Pioneer Chris Douglass Finds Latest Frontier in Dot


Tavolo is restaurateur Chris Douglass latest ouevre. Conveniently located steps from the end of the Ashmont line, Douglass has positioned his latest venture literally and figuratively in the midst of change.

Last week I was invited to a media dinner and having stumbled on this location en route to another dinner months ago, I thought it was high time to come back for a visit. Change seems to be the theme for Douglass these days and who would be surprised if there were few mis-steps along the way. There is no growth without it. Douglass is just coming off the closing of Icarus one of the most successful restauarants in Boston's South End. Three decades ago he was one of the first fine dining restaurants in there. Anthony Spinazzola's 1981 review notes the surrounding squalor of the South End at the time that Icarus opened: " oasis amid the squalor, debris and broken glass of the unswept streets that surround it."

One of my dining companions was shocked at how this Dorchester neighborhood had changed since the old days when she lived there. With a Tire Center across the street and MBTA construction all around, this still has the feel of a neighborhood that has not yet arrived. In that context, the fact that the restaurant hasn't quite yet found its footing, can be forgiven. Certainly, Douglass is fearless when staking out a new location to feed. For that alone, he is to be commended. Icarus' flight in the South End was far more successful than its namesake's yet no less ambitious in its origins.

And, there's much to recommend Tavolo: easy access to public transportation, free parking, a light airy and casual atmosphere, bustling bar business that invites you to pull up a stool and watch the game. I was particularly looking forward to pasta since I'd seen many an email announcing the Pasta Tour- a great idea of "touring" Italy through her pastas. I'm a huge fan of discovering another place through its food.

Indeed, we were served gnocchi that were light as air, a good sign that the kitchen knows their pasta. Unfortunately, it was oversalted which is easy to do with both pancetta and pecorino romano in the sauce. Local fava beans were a sweet touch. Salt is an easy correction to make and given the saltiness of at least a couple of my dishes, is one that could use some attention here. "Max's Meatballs" were huge and light again showing deft hands but heavy on the salt.

Being the sustainable seafood maven that I am, I asked about the swordfish. I got the familiar "we have a great purveyor" answer when I asked where it was from and how it was caught. As readers of this blog know, I am not a fan of reliance on a purveyor's assurances that all is well and sustainable with their fish. (See The One that Got Away - about my seafood dinner at Via Matta.) The swordfish involtini was rendered well but could easily have been made with a sustainable selection. Duck breast over farro evoked the perfectly roasted duck that first impressed me at Icarus. I could have eaten that duck all night, but the farro (a favorite nutty chewy grain) was lost in a sauce that lacked the clarity and strength of the duck. Blueberry Genetti Cake was perfect. Not too sweet, it managed to hit just the right note to end the meal. 

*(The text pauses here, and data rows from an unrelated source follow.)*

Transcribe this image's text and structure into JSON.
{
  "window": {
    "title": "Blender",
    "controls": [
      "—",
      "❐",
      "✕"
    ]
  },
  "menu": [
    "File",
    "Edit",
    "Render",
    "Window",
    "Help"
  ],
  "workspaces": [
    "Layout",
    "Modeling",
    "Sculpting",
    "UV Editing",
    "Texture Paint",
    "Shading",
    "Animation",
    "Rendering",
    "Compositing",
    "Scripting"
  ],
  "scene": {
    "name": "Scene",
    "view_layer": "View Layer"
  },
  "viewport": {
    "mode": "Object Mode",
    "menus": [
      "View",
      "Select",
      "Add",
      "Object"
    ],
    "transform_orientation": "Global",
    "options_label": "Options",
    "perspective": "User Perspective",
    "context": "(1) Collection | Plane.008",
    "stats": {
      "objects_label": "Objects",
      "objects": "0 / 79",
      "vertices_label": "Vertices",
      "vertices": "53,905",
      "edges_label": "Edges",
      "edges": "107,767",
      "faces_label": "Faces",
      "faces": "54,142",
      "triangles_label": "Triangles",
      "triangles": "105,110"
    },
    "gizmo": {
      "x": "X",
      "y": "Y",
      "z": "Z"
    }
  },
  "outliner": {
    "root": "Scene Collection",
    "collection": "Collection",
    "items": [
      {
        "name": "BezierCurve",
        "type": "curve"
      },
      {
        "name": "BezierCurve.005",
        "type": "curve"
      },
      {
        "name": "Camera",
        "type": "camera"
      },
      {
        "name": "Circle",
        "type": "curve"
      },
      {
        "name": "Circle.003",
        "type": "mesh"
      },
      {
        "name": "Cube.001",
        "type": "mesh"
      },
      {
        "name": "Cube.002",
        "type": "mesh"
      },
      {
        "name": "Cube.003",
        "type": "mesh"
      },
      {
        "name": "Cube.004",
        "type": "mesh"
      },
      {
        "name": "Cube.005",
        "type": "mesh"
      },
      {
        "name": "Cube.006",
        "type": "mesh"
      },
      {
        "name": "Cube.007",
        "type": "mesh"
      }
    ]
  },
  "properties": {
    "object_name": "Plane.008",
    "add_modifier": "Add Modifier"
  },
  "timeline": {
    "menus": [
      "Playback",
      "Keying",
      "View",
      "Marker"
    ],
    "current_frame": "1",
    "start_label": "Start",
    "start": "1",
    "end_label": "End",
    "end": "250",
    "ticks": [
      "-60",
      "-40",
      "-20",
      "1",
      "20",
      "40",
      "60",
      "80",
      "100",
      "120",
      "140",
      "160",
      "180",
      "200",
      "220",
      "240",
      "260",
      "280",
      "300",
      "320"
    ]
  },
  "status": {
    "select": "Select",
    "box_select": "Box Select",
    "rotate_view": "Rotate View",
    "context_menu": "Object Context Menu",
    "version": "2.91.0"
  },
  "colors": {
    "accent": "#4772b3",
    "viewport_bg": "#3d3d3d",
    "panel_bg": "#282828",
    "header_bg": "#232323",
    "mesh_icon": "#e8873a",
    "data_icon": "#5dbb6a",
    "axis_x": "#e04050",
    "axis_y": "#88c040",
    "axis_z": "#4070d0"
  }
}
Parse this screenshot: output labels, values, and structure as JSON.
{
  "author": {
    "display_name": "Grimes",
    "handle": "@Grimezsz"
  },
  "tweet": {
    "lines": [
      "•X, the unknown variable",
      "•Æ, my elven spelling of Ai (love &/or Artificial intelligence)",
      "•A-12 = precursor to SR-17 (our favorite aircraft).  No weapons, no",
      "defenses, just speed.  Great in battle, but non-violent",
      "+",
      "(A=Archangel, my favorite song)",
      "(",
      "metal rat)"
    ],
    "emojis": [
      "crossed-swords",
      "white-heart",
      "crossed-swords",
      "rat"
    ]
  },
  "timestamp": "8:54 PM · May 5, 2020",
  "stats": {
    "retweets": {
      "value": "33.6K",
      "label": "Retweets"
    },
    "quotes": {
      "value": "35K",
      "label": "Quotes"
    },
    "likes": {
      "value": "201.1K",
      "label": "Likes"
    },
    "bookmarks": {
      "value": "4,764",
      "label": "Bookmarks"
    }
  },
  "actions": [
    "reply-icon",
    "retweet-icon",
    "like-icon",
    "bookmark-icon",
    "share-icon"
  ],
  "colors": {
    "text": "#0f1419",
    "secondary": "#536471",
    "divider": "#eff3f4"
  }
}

Maybe it's a quibble, but I would not lead with "we're still trying to get things right" message. I'd prefer a strong articulation of "what we are." It's okay to acknowledge some accommodation to local tastes (e.g. they're adding more entrees to the menu as they have at Ashmont Grill), but I came away with the sense that they are a restaurant in search of an identity. Then again, it's a neighborhood that is re-defining its own and maybe that's okay. 

I saw none of the crayons I was warned to expect, but the cutest little boy with a Red Sox cap came toddling by with his Dad when I was being seated. It's clearly a family-friendly atmosphere. With the blue and white motif, I kept thinking what a perfect place this is to introduce ocean-friendly selections and showcase the wonderful pasta they are clearly turning out there. Maybe highlight regional Italian coastal cuisine and take a lead showcasing truly sustainable seafood? It has the feel of an upscale version of the Tavernas one finds on the Mediterranean. One of the things I love most about European and South American "taverns" like this is their multi-generational atmosphere which is often bustling, fun and relaxed all at the same time. We have too few of these sorts of establishments here in the states. 

I would sign up for pasta classes, or come back for drinks at the bar over a Sox or Pats game. I'd love to try more of the pastas and pizza here, too. Let's hope the expansion of the Main Dishes portion of the menu replaces the two endangered fish (Cod and Halibut) with sustainable alternatives. Most entrees come in around $20 making dinner for two an affordable option.

Late night menu is available Thursday, Friday and Saturday. Some of the most interesting items are on the Antipasti and Appetizer menus: Sweet Pea soup with mascarpone and mint, for example. White anchovies, marinated olives, roasted peppers, prosciutto and other items come in at $3 each for a build your own Antipasto plate option. Some drinks, antipasti and split a pizza at the bar...sounds like a perfect date night.

If you drive rather than T it, there's plenty of free parking. Where else can you find that in Boston?

So the young Tavolo deserves your attention. Try it out and let me know what you find, maybe I'll see you at the bar!




Tavolo on Urbanspoon